● WHAT IS BEING ASKED: Wherever the word "Standard" appears in a line below, that line counts; report the total number of such lines only.
-*-*-
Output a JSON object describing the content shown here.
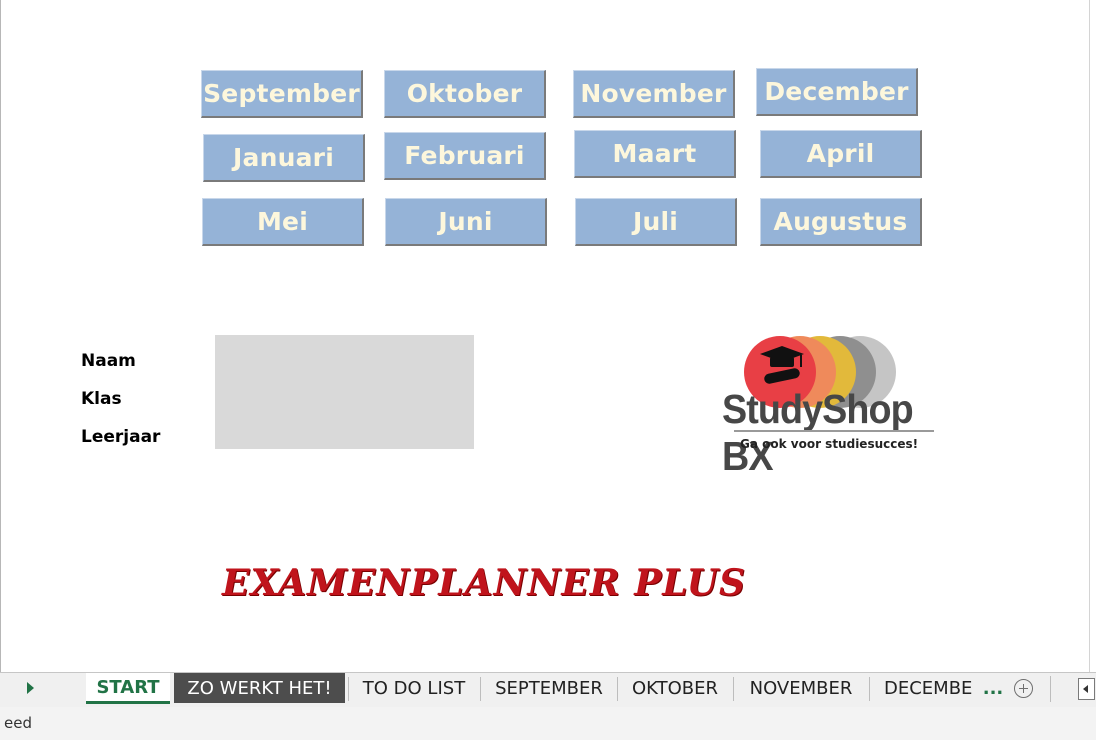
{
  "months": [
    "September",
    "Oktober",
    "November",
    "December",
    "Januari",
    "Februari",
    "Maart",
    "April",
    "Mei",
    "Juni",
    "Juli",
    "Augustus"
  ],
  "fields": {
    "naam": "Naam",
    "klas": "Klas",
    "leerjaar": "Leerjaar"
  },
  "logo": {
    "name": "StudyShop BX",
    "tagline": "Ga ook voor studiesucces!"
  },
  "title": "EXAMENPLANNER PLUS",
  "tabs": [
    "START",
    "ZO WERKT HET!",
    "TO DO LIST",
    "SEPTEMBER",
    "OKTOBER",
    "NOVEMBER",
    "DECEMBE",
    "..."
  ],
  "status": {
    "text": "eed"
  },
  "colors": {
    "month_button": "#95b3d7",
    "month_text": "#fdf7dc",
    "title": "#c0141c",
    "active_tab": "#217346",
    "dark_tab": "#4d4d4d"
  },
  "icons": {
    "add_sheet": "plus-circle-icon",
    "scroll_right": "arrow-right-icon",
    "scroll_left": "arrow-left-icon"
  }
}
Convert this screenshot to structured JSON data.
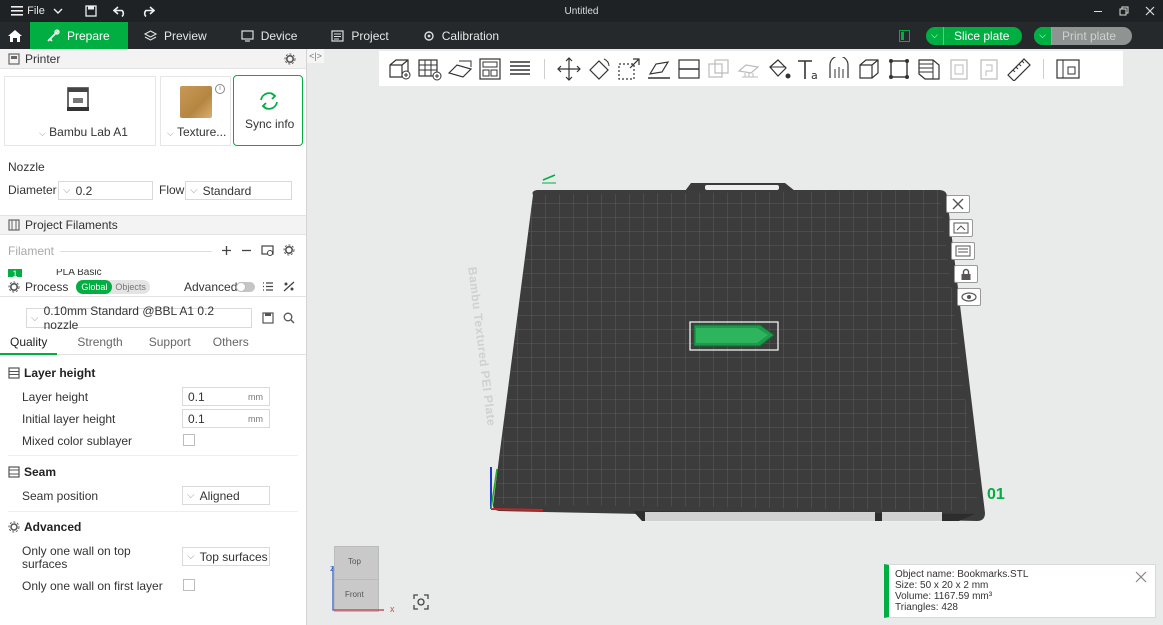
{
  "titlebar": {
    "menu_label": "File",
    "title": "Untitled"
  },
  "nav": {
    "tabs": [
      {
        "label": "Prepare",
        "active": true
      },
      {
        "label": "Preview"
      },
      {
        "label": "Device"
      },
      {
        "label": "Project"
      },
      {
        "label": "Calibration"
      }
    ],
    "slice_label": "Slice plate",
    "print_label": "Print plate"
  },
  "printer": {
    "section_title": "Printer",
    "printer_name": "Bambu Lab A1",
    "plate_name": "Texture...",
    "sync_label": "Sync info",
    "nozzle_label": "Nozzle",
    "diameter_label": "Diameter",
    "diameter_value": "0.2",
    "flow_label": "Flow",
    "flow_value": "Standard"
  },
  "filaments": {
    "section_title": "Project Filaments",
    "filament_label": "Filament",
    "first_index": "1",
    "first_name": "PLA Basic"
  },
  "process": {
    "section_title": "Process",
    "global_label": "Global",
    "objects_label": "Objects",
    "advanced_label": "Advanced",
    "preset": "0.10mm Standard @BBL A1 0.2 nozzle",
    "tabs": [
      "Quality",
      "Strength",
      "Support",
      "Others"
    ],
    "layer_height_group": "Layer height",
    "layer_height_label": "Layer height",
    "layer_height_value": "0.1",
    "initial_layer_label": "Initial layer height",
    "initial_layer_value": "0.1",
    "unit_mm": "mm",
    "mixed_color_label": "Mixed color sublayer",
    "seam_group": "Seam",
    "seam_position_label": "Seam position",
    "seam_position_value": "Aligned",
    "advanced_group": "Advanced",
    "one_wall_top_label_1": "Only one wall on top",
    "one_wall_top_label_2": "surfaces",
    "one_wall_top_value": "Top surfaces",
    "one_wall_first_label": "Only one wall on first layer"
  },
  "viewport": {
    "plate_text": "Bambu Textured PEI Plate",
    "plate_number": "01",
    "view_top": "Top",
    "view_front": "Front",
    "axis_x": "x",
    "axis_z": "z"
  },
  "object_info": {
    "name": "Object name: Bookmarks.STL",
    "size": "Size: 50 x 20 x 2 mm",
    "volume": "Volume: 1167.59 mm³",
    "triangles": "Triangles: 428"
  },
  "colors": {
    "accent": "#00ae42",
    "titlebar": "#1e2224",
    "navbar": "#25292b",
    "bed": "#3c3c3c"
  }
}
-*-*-
● SOLUTION: 2